Data to use: Begin

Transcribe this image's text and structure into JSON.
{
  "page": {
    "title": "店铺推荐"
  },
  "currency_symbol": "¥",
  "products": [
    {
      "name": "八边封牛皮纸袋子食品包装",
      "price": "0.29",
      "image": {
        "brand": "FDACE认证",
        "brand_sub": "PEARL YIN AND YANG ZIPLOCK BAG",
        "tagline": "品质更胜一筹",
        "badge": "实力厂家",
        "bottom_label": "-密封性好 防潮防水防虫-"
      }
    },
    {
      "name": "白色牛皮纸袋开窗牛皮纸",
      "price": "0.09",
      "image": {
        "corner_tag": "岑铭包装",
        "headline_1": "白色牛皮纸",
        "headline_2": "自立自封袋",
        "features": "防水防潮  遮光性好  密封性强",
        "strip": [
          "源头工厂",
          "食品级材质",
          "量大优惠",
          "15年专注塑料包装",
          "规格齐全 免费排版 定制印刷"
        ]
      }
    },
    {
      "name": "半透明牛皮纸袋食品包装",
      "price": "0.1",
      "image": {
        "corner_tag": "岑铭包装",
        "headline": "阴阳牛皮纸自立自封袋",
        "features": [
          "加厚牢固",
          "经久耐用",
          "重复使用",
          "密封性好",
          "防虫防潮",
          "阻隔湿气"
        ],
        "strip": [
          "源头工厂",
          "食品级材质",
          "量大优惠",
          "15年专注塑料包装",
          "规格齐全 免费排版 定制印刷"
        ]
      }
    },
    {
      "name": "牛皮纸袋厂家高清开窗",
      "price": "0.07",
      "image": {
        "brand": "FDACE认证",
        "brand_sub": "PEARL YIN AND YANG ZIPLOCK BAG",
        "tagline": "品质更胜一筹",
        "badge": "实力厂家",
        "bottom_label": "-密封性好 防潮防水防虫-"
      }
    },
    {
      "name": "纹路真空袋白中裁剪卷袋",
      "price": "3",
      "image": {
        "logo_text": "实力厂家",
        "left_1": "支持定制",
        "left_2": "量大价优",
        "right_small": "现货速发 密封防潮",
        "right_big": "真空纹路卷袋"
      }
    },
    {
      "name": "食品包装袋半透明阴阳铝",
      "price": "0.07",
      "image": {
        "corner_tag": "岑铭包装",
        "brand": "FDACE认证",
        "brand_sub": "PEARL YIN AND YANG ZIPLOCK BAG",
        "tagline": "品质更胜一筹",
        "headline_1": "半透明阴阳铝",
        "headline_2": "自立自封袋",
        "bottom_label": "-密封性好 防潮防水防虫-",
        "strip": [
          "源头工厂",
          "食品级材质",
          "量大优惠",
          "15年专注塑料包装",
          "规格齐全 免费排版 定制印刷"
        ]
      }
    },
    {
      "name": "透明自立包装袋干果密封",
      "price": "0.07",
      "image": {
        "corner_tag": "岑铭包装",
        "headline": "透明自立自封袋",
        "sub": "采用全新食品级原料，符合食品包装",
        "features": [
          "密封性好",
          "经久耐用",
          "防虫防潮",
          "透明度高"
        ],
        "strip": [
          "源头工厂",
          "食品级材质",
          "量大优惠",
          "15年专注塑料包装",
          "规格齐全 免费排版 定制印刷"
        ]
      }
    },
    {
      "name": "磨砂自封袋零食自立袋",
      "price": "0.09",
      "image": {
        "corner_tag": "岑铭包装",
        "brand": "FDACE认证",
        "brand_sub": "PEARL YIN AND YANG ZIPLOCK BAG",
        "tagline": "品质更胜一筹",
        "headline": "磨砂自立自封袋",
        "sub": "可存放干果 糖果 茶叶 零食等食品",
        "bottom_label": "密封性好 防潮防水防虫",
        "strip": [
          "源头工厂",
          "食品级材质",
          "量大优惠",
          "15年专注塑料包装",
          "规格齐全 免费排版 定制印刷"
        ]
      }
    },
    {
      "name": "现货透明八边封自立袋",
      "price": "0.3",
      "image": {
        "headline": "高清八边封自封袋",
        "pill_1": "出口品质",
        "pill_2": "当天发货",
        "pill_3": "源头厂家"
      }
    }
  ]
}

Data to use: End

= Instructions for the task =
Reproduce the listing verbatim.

= Solution to the exercise =
Transcribe this image's text and structure into JSON.
{
  "page": {
    "title": "店铺推荐"
  },
  "currency_symbol": "¥",
  "products": [
    {
      "name": "八边封牛皮纸袋子食品包装",
      "price": "0.29",
      "image": {
        "brand": "FDACE认证",
        "brand_sub": "PEARL YIN AND YANG ZIPLOCK BAG",
        "tagline": "品质更胜一筹",
        "badge": "实力厂家",
        "bottom_label": "-密封性好 防潮防水防虫-"
      }
    },
    {
      "name": "白色牛皮纸袋开窗牛皮纸",
      "price": "0.09",
      "image": {
        "corner_tag": "岑铭包装",
        "headline_1": "白色牛皮纸",
        "headline_2": "自立自封袋",
        "features": "防水防潮  遮光性好  密封性强",
        "strip": [
          "源头工厂",
          "食品级材质",
          "量大优惠",
          "15年专注塑料包装",
          "规格齐全 免费排版 定制印刷"
        ]
      }
    },
    {
      "name": "半透明牛皮纸袋食品包装",
      "price": "0.1",
      "image": {
        "corner_tag": "岑铭包装",
        "headline": "阴阳牛皮纸自立自封袋",
        "features": [
          "加厚牢固",
          "经久耐用",
          "重复使用",
          "密封性好",
          "防虫防潮",
          "阻隔湿气"
        ],
        "strip": [
          "源头工厂",
          "食品级材质",
          "量大优惠",
          "15年专注塑料包装",
          "规格齐全 免费排版 定制印刷"
        ]
      }
    },
    {
      "name": "牛皮纸袋厂家高清开窗",
      "price": "0.07",
      "image": {
        "brand": "FDACE认证",
        "brand_sub": "PEARL YIN AND YANG ZIPLOCK BAG",
        "tagline": "品质更胜一筹",
        "badge": "实力厂家",
        "bottom_label": "-密封性好 防潮防水防虫-"
      }
    },
    {
      "name": "纹路真空袋白中裁剪卷袋",
      "price": "3",
      "image": {
        "logo_text": "实力厂家",
        "left_1": "支持定制",
        "left_2": "量大价优",
        "right_small": "现货速发 密封防潮",
        "right_big": "真空纹路卷袋"
      }
    },
    {
      "name": "食品包装袋半透明阴阳铝",
      "price": "0.07",
      "image": {
        "corner_tag": "岑铭包装",
        "brand": "FDACE认证",
        "brand_sub": "PEARL YIN AND YANG ZIPLOCK BAG",
        "tagline": "品质更胜一筹",
        "headline_1": "半透明阴阳铝",
        "headline_2": "自立自封袋",
        "bottom_label": "-密封性好 防潮防水防虫-",
        "strip": [
          "源头工厂",
          "食品级材质",
          "量大优惠",
          "15年专注塑料包装",
          "规格齐全 免费排版 定制印刷"
        ]
      }
    },
    {
      "name": "透明自立包装袋干果密封",
      "price": "0.07",
      "image": {
        "corner_tag": "岑铭包装",
        "headline": "透明自立自封袋",
        "sub": "采用全新食品级原料，符合食品包装",
        "features": [
          "密封性好",
          "经久耐用",
          "防虫防潮",
          "透明度高"
        ],
        "strip": [
          "源头工厂",
          "食品级材质",
          "量大优惠",
          "15年专注塑料包装",
          "规格齐全 免费排版 定制印刷"
        ]
      }
    },
    {
      "name": "磨砂自封袋零食自立袋",
      "price": "0.09",
      "image": {
        "corner_tag": "岑铭包装",
        "brand": "FDACE认证",
        "brand_sub": "PEARL YIN AND YANG ZIPLOCK BAG",
        "tagline": "品质更胜一筹",
        "headline": "磨砂自立自封袋",
        "sub": "可存放干果 糖果 茶叶 零食等食品",
        "bottom_label": "密封性好 防潮防水防虫",
        "strip": [
          "源头工厂",
          "食品级材质",
          "量大优惠",
          "15年专注塑料包装",
          "规格齐全 免费排版 定制印刷"
        ]
      }
    },
    {
      "name": "现货透明八边封自立袋",
      "price": "0.3",
      "image": {
        "headline": "高清八边封自封袋",
        "pill_1": "出口品质",
        "pill_2": "当天发货",
        "pill_3": "源头厂家"
      }
    }
  ]
}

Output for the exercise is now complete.